Response to COVID-19

Devoted Guardians is actively monitoring the progression of the coronavirus, COVID-19, to ensure that we have the most accurate and latest information on the threat of the virus. As you know, this situation continues to develop rapidly as new cases are identified in our communities and our protocols will be adjusted as needed.

While most cases of COVID-19 are mild, causing only fever and cough, a very small percentage of cases become severe and may progress particularly in the elderly and people with underlying medical conditions. Because this is the primary population that Devoted Guardians serves, we understand your concerns and want to share with you how our organization is responding to the threat of COVID-19.
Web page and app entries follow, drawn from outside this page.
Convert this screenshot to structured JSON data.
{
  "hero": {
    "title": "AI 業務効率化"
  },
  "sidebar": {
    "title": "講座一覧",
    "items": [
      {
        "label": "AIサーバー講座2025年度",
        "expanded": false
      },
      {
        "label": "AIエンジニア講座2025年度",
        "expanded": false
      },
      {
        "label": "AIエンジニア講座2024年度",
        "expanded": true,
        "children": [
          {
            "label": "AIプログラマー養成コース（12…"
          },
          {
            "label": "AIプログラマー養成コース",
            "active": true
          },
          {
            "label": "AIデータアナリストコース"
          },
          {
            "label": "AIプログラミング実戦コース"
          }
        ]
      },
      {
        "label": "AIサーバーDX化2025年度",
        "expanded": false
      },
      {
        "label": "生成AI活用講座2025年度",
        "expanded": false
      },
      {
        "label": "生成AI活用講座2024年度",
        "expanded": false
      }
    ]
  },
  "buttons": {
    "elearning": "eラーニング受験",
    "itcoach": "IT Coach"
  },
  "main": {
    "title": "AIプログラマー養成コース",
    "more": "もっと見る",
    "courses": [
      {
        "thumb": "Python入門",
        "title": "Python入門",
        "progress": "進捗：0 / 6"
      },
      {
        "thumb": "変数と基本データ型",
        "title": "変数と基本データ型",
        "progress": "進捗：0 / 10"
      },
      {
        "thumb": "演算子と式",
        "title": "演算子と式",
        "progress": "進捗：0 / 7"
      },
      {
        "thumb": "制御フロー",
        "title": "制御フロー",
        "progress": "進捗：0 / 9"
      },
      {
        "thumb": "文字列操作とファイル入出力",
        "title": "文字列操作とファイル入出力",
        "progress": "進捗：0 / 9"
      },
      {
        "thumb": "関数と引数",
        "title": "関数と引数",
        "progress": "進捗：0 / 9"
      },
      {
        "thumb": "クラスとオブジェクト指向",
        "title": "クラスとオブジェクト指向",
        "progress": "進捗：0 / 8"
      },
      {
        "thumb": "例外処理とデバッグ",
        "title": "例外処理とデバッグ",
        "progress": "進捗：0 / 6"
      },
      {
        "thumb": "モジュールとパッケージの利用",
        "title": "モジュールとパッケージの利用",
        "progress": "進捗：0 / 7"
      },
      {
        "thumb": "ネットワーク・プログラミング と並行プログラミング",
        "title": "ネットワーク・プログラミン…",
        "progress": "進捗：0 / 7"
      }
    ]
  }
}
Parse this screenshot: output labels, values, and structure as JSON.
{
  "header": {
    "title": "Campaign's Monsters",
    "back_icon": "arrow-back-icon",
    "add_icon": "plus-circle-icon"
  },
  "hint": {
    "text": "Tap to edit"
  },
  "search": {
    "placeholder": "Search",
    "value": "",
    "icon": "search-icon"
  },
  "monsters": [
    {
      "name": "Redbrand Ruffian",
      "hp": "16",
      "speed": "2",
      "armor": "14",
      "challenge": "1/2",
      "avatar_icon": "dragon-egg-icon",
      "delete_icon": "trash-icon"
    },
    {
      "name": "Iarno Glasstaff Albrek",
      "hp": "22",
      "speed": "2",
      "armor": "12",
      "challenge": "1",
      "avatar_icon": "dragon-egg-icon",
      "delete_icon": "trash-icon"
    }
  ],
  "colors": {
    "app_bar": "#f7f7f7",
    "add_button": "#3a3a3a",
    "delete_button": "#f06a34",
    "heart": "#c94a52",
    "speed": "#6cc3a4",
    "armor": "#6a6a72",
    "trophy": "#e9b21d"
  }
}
We are following updates and procedures from the Centers for Disease Control (CDC) State Department of Health, local and county authorities, the Home Care Association of America and other agencies and resources. Our response and plans may adjust according to the recommendations from these organizations.